Growing up my heroes were mostly scientists and writers – or people who were both: Charles Darwin and Charles Dickens; Jane Austen and Jane Goodall; Galileo, Stephen Jay Gould, Virginia Woolf and Gary Paulsen.
In my adolescence I imagined my future self studying animals in the wild and probably discovering new species. My future self would also write novels. And take pictures for National Geographic. You know, all in a day’s work.
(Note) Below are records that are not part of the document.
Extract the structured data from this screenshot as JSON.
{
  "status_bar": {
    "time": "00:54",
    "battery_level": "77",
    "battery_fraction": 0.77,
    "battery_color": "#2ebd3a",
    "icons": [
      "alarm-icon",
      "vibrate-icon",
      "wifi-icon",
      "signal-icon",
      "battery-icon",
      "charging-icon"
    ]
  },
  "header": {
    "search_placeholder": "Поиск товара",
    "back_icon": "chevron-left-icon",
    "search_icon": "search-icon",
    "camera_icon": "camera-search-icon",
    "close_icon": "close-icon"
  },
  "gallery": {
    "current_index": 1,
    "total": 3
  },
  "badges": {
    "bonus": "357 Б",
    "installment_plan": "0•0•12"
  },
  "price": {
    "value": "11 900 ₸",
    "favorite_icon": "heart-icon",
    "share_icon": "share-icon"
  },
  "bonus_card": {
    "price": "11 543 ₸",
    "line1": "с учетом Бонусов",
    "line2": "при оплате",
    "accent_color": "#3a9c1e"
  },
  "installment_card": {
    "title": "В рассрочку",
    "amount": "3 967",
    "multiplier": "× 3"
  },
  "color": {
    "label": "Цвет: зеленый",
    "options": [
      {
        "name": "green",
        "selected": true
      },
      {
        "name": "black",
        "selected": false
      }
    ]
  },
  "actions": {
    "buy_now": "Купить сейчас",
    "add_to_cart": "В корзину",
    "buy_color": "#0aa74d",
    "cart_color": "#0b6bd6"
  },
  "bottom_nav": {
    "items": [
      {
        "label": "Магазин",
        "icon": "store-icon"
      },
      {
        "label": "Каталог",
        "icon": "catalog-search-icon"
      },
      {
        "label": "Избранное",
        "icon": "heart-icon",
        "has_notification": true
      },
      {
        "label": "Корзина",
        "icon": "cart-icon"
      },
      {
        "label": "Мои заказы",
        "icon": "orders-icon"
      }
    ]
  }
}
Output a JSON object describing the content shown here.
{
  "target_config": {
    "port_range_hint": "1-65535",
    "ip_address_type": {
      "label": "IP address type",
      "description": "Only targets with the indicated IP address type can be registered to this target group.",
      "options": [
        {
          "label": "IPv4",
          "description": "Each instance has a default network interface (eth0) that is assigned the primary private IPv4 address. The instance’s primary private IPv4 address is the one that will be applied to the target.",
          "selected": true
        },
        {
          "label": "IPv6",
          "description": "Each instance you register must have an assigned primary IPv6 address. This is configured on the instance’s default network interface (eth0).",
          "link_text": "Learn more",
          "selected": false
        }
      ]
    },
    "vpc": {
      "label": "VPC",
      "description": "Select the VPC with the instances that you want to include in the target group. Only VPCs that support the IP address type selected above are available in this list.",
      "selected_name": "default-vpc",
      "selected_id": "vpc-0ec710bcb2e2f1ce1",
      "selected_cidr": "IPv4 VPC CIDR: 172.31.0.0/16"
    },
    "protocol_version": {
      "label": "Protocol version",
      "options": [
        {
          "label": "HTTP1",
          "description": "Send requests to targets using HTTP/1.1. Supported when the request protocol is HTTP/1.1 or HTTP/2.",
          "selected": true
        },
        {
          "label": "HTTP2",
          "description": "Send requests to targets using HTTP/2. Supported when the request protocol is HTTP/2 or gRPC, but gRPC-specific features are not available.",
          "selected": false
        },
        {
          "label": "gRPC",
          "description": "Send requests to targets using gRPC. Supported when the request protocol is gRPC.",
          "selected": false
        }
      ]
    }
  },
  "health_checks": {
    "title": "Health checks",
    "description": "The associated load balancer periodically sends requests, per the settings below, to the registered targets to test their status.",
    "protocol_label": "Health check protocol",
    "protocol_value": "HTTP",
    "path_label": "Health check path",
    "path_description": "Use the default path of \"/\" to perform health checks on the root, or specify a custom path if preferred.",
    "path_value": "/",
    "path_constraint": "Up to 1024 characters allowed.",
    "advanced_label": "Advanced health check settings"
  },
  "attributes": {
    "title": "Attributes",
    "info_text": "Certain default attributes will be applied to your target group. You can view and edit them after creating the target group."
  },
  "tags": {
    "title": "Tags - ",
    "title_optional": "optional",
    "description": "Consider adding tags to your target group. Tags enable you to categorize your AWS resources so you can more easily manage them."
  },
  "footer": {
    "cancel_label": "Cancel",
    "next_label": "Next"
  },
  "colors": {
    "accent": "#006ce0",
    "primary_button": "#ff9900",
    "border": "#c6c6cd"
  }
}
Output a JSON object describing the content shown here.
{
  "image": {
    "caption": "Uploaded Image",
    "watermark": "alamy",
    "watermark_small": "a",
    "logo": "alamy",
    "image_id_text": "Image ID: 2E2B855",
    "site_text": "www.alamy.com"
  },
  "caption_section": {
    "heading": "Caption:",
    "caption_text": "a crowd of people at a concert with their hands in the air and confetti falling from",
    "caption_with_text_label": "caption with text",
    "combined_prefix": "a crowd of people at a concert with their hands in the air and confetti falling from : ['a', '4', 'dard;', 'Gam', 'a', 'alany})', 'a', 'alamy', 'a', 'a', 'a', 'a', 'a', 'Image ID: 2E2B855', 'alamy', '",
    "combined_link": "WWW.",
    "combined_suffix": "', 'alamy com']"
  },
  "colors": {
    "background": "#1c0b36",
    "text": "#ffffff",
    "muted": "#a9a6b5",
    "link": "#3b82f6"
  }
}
At Tufts University I started taking classes in biology, psychology, English lit and creative writing. When I wasn’t analyzing 20th Century modernist novels, I was designing groundbreaking experiments in social psychology. One time, for example, I tied a sign that read “Don’t Pull!” to a tree and hid nearby. Pen and notebook in hand, I counted how many people approached the sign, how many ignored it and how many actually pulled it. I can’t remember what the hypothesis was or what anyone learned from the research. I do remember that someone threw their shoe at the sign and that the experiment ended when one boy pulled so hard that down came the sign, tree branch and all.
Eventually I concluded that I wasn’t very good at designing experiments and that I probably wouldn’t get any impressive grants to study the behavior of lemurs on Madagascar. But I didn’t want to give up science altogether. Fortunately I stumbled onto an appealing alternative. The summer after my junior year I interned with Psychology Today magazine in New York, where I wrote about mad scientists, yoga, social networks and the common cold. I realized that instead of conducting science and writing on the side, I could try writing about science. My senior year at Tufts I continued to explore science communication: I fact-checked scripts for NOVA and helped film a scene in which Steven Pinker played basketball with Neil deGrasse Tyson.
After graduating from Tufts, I went to New York University to earn a Masters in Science, Health and Environmental Reporting. Along the way I wrote articles for Scientific American, Scientific American MIND, Popular Mechanics and Environmental Health News. Shortly before graduating from NYU, New Scientist hired me as a reporter in their Waltham, Massachusetts office, so I moved to Cambridge, MA. 10 months later, Scientific American offered me a job as an associate editor focusing on neuroscience, so I moved back to New York. And that’s pretty much my story so far.